We have fond memories of dunking white ovals into glasses of dark liquid and then being completely mystified when they came up a beautiful color. Here at Brit + Co, we haven’t quite gotten over the whole Easter egg craze. Maybe it’s our obsession with color or our love for all things holiday. Whatever the case, we thought it would be great to find some ways to dye our eggs naturally this year. With secret ingredients like cabbage and onions, these natural dyes will blow your egg-lovin’ mind. Check out these 11 tips for coloring eggs that’ll make you feel better about eating them later.
1. Veggie Dye Trifecta: Pastel hues, pressed flowers and feathers make these the perfect spring-inspired Easter eggs. All you’ll need are some leftover veggies — cabbage, carrots and beets — to create these beauts. (via Brit + Co)
2. Coffee Dye: Don’t throw out that leftover bit of your morning coffee. Use it to make these pretty brown Easter eggs. (via PopSugar)
3. Cabbage: Yup. These gorgeous turquoise blue eggs were also dyed with purple cabbage. You have to try it to believe it. (via Macted)
4. Use Vinegar: Among all the tips and tricks, it’s a fact that using vinegar instead of water in your natural dyes turns out a better color. (via Dreamy Whites)
5. Grape Juice: Want some lovely lavender Easter eggs in your bunch? Use grape juice as your dye. (via Kirsten Rickert)
6. Onion Dye: Who would’ve thought that onion skins could turn out such a pretty burnt orange dye? We also love the idea of making herb prints on your eggs. (via Hugo and Mathilda)
7. Classic Three: Beets, blackberries and turmeric: the three most common natural dyes. And with those beautiful colors, we can see why. (via Nourish and Inspire Me)
8. Jewel Colors: If these natural dye solutions don’t have your eggs looking like Daenerys’ dragon eggs, we don’t know what will. (via Green Thumb White Apron)
9. Tea Dye: How would you like some chamomile flavored egg salad? Dyeing your eggs with tea will give them a hint of extra flavor. (via Teavana)
10. Mixing It: The best part about natural dyes is that you can experiment with mixing all kinds of colors with ingredients you already have laying around. Win. (via Make Haus)
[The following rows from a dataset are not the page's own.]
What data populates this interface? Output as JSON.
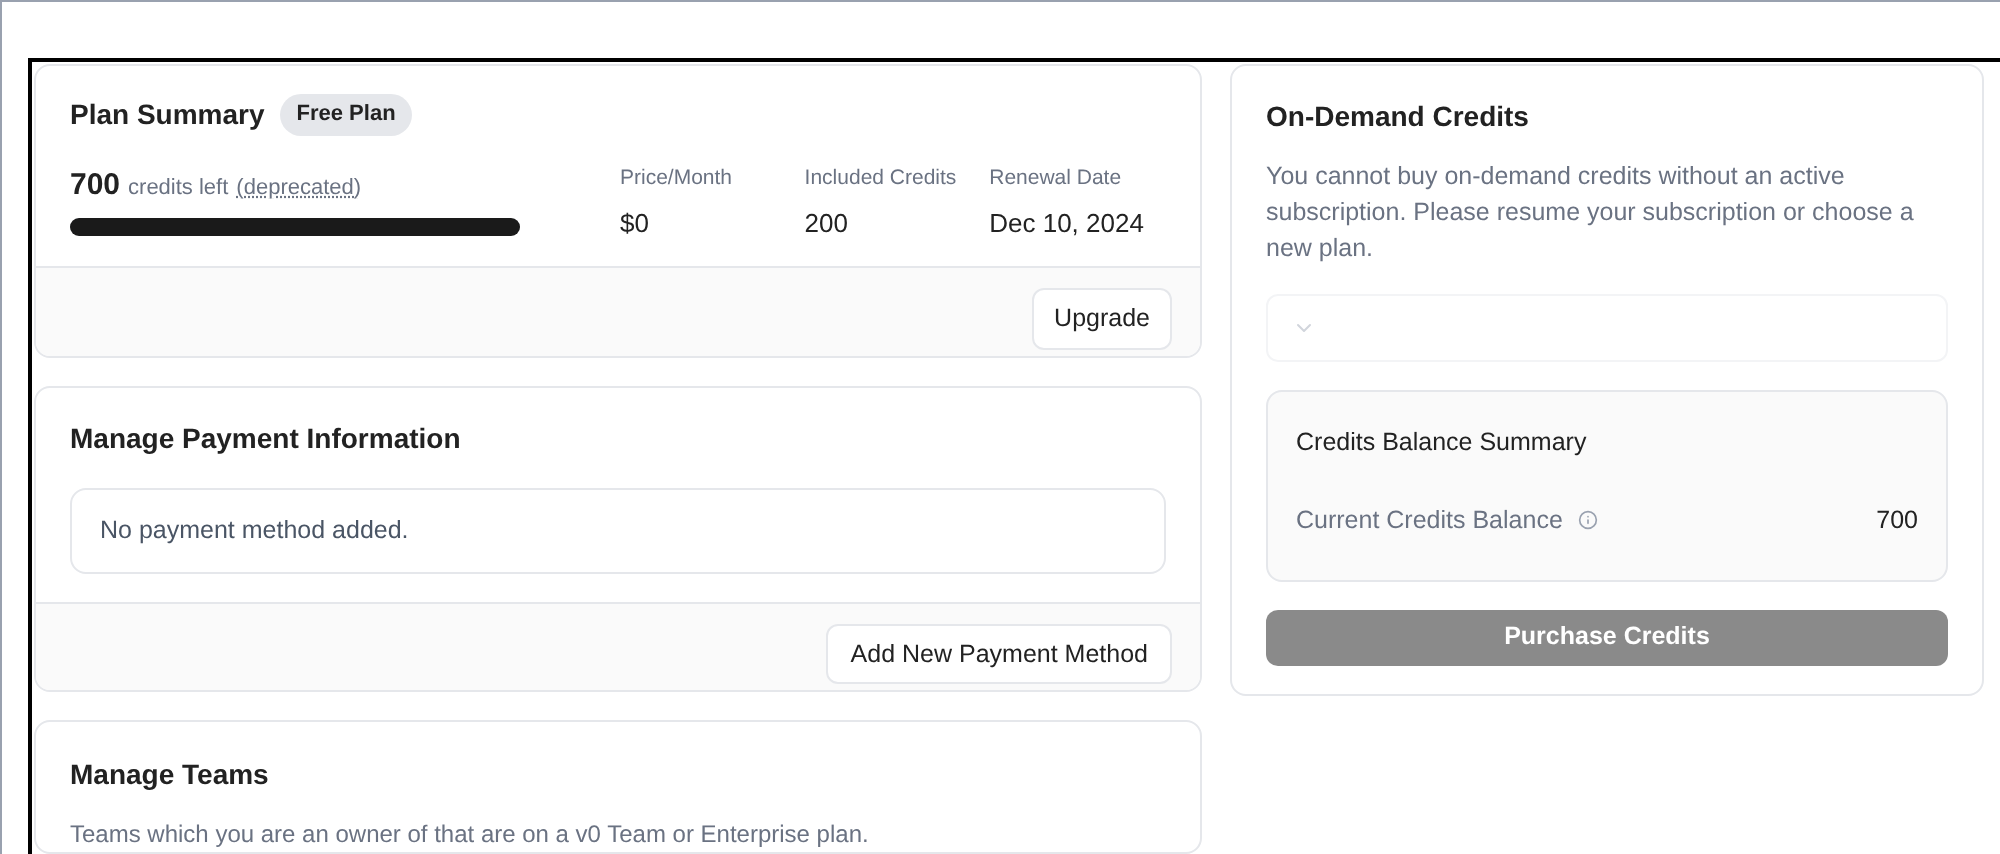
{
  "plan_summary": {
    "title": "Plan Summary",
    "badge": "Free Plan",
    "credits_count": "700",
    "credits_label": "credits left",
    "credits_link": "(deprecated)",
    "level": 1,
    "stats": [
      {
        "label": "Price/Month",
        "value": "$0"
      },
      {
        "label": "Included Credits",
        "value": "200"
      },
      {
        "label": "Renewal Date",
        "value": "Dec 10, 2024"
      }
    ],
    "button": "Upgrade"
  },
  "payment": {
    "title": "Manage Payment Information",
    "empty_message": "No payment method added.",
    "button": "Add New Payment Method"
  },
  "teams": {
    "title": "Manage Teams",
    "description": "Teams which you are an owner of that are on a v0 Team or Enterprise plan."
  },
  "on_demand": {
    "title": "On-Demand Credits",
    "description": "You cannot buy on-demand credits without an active subscription. Please resume your subscription or choose a new plan.",
    "select_disabled": true,
    "balance": {
      "title": "Credits Balance Summary",
      "label": "Current Credits Balance",
      "value": "700"
    },
    "button": "Purchase Credits",
    "button_disabled": true
  }
}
11. Wooden Eggs: If edible Easter eggs aren’t really your thing, try using some natural dyes on wooden ones so you can be in on the magic too. (via The Merrythought)
Have you used any natural dyes for your Easter eggs? How did they turn out? Tell us below!